This story was out months ago. The data did publicly reveal for the first time the location of a US military base in Syria. Because unthinking staff thought it was more important to brag about their fitness program and lost perspective about what they are actually doing.Reply
"Loose lips sink ships." - some lessons have to be relearned constantly.
Fitness App follow for us !Reply
Translation: "Yeah, hardly anyone uses the public logging to show their runs... but it's out there for anyone with a computer and common sense to find and that's not our fault at all. Oh, and it's totally cool that we know where these places are even if they weren't public."Reply
- *knock knock*Reply
- Who's there? - asks Polar CEO
- CIA, NSA, MP,...
why would the polar ceo be in trouble? these features are turned off by default. these morons turned them on and shared their locations to the world. if anything the users should all be thrown in prison for negligence.Reply
Seems very much like a non issue to me.Reply

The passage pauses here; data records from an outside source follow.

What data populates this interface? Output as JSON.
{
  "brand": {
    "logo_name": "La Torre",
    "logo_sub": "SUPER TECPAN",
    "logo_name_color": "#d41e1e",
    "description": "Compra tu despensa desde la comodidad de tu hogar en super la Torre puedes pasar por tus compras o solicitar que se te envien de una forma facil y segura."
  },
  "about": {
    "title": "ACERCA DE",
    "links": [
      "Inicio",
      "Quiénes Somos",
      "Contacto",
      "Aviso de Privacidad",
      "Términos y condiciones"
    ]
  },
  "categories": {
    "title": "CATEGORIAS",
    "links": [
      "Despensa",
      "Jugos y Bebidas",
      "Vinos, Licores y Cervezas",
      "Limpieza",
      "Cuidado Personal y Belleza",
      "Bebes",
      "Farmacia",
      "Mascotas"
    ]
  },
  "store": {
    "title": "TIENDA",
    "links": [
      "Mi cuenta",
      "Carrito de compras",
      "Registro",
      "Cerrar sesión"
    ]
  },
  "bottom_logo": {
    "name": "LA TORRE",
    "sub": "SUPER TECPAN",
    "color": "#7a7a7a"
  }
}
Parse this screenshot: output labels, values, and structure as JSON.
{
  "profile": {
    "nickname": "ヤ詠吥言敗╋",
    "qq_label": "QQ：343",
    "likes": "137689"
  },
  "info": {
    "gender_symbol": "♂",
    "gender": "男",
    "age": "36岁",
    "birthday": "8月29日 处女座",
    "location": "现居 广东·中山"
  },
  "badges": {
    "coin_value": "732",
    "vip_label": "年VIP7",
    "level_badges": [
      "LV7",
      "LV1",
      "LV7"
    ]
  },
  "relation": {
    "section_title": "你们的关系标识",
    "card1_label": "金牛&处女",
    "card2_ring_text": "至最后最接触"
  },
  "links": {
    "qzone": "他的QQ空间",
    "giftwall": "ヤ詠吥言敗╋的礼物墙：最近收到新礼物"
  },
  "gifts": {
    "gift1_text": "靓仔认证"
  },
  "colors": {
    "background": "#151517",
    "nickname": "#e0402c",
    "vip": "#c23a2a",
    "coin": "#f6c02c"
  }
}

The general location (outer parameters) of mentioned facilities should more often than not be public knowledge and easy to find for anybody interested.
Exact details of the facility are not revealed unless the "target" is the individual doing the exercise.
1st of all, shame on TOM, again, for reposting a "news" story from several months ago.Reply
2nd its not just about location of these places, if some guard or person patrolling the location has this app running (knowingly or not) a person viewing past "runs" can identify patrol routes, often outside locations and look for blind spots in security